Windows 8, Audacity 2.0.5, Lenovo Essential B5400 (MB822MB).
I have a long music track “long track”, and a short sound track “the clap”.
I would like to do this: long track on track 1, and while playing the long track (without any pauzing!!) adding several times the clap (will be written on track 2). The clap should be added/written every time I hit a key or keycombo.
Is this possible in Audacity?
Sorry if the question is already asked, but since I don’t know the technical terms for this action, I didn’t knew how to search on this forum.
You can’t paste audio into a track while Audacity is playing, and you can’t import a file while playing.
You can record one track while playing another, but only record as one long track (which may be edited later).
If you tell us about the use case (why you need to do this), we may be able to suggest an alternative way to achieve the desired result.
The use: a long music track (typical dance-track), in which I want to do a ‘count down’ with 4 claps on certain intervals.
Now, I listen, mark down the time where the first of 4 claps should be, stop the track, look at the shape of the waveform and try to paste the clap exactly on the beat, etc etc… takes me 1 hour to add 16 claps in 1 track…
The track with the claps can be 1 long track, no problem for me.

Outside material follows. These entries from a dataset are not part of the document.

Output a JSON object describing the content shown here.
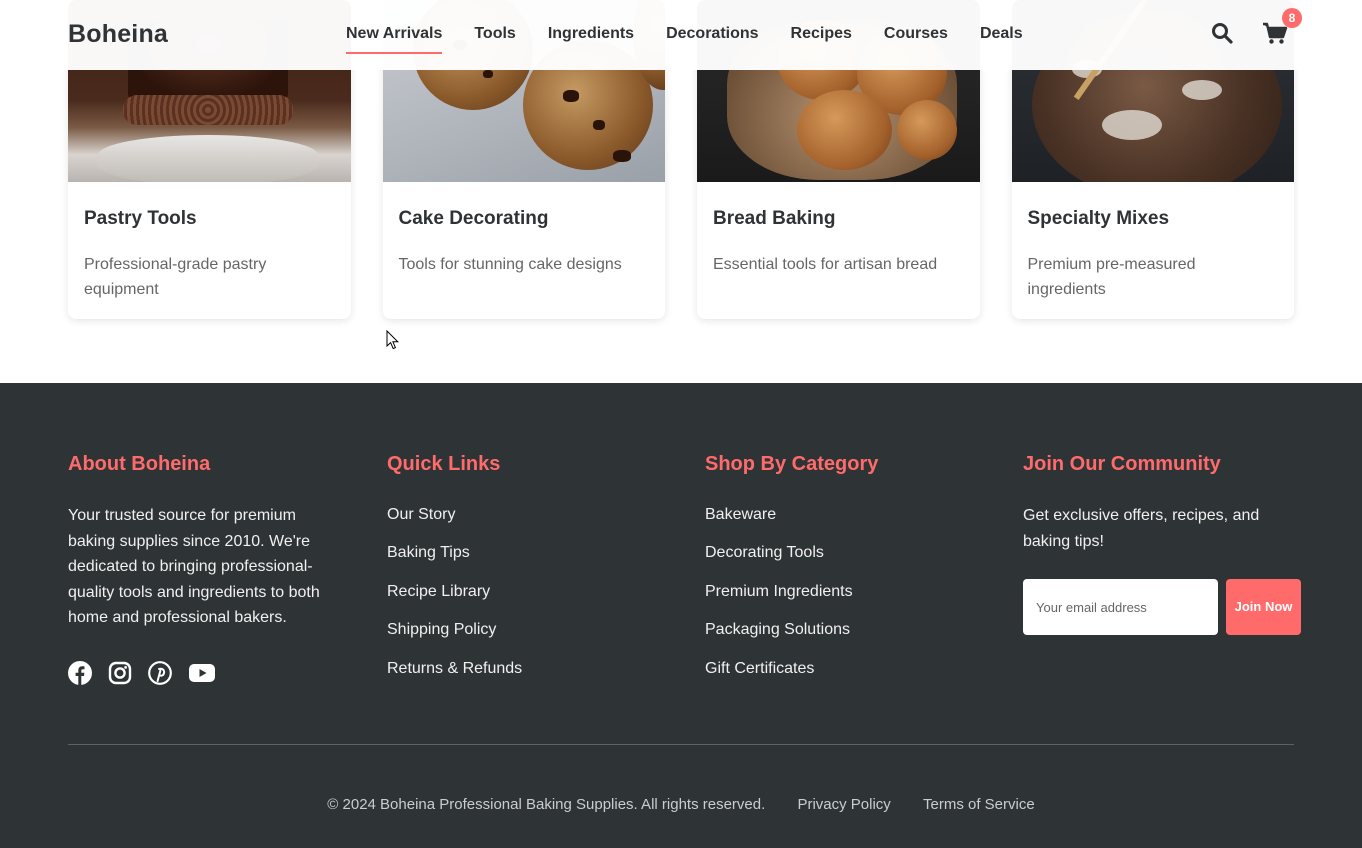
{
  "header": {
    "logo": "Boheina",
    "nav": [
      "New Arrivals",
      "Tools",
      "Ingredients",
      "Decorations",
      "Recipes",
      "Courses",
      "Deals"
    ],
    "active_nav": "New Arrivals",
    "cart_count": "8",
    "icons": {
      "search": "search-icon",
      "cart": "shopping-cart-icon"
    }
  },
  "cards": [
    {
      "title": "Pastry Tools",
      "desc": "Professional-grade pastry equipment"
    },
    {
      "title": "Cake Decorating",
      "desc": "Tools for stunning cake designs"
    },
    {
      "title": "Bread Baking",
      "desc": "Essential tools for artisan bread"
    },
    {
      "title": "Specialty Mixes",
      "desc": "Premium pre-measured ingredients"
    }
  ],
  "footer": {
    "about": {
      "heading": "About Boheina",
      "text": "Your trusted source for premium baking supplies since 2010. We're dedicated to bringing professional-quality tools and ingredients to both home and professional bakers.",
      "social": [
        "facebook-icon",
        "instagram-icon",
        "pinterest-icon",
        "youtube-icon"
      ]
    },
    "quick_links": {
      "heading": "Quick Links",
      "items": [
        "Our Story",
        "Baking Tips",
        "Recipe Library",
        "Shipping Policy",
        "Returns & Refunds"
      ]
    },
    "shop_by_category": {
      "heading": "Shop By Category",
      "items": [
        "Bakeware",
        "Decorating Tools",
        "Premium Ingredients",
        "Packaging Solutions",
        "Gift Certificates"
      ]
    },
    "community": {
      "heading": "Join Our Community",
      "text": "Get exclusive offers, recipes, and baking tips!",
      "email_placeholder": "Your email address",
      "join_label": "Join Now"
    },
    "copyright": "© 2024 Boheina Professional Baking Supplies. All rights reserved.",
    "privacy": "Privacy Policy",
    "terms": "Terms of Service"
  },
  "colors": {
    "accent": "#ff6b6b",
    "footer_bg": "#2e3335",
    "text_dark": "#2f3336"
  }
}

The clap should be added/written every time I hit a key or keycombo.
Audacity can’t do that.
Ideally, you’d want a [u]DAW[/u] or other [u]MIDI[/u] application. (Audacity is audio-only and does not support MIDI.)
With MIDI, you’d normally play a musical-keyboard to generate/play the claps, but you could probably use the computer-keyboard (depending on the particular application) or you could program them if you can get the tempo/timing right.
With Audacity you have a couple of choices… You can duplicate & [u]mix[/u] the two tracks, but you’d have to manually time-align the claps which would take some time.
Or, you could record new hand-claps with a microphone while listening to the backing-track with headphones, then mix later. But for good quality, that would require a good stage/studio microphone, and interface and a quiet “studio” with good (or dead) acoustics.
Note - Mixing is done by summation and the peak levels will increase. So in order to prevent [u]clipping[/u] you may have to reduce the volume (Amplify effect) before or after mixing. If you do it after mixing, do it before exporting because Audacity can internally/temporarily go over 0dB, but “normal” audio files will be clipped at 0dB. Or, as an alternative to volume reduction, you can use the limiter or compressor effects to “push down” the peaks.
You can add “labels” (markers) while playing. Press “Ctrl+M” then “Enter”.
You can then use the labels as a guide to where to paste the hand-clap sounds.
If you’re like me, you will find it almost impossible to press a key at exactly the right time, so the labels will just be an approximate guide, however, if you switch to “spectrogram view” (http://manual.audacityteam.org/man/spectrogram_view.html) you will probably be able to see the beats easily: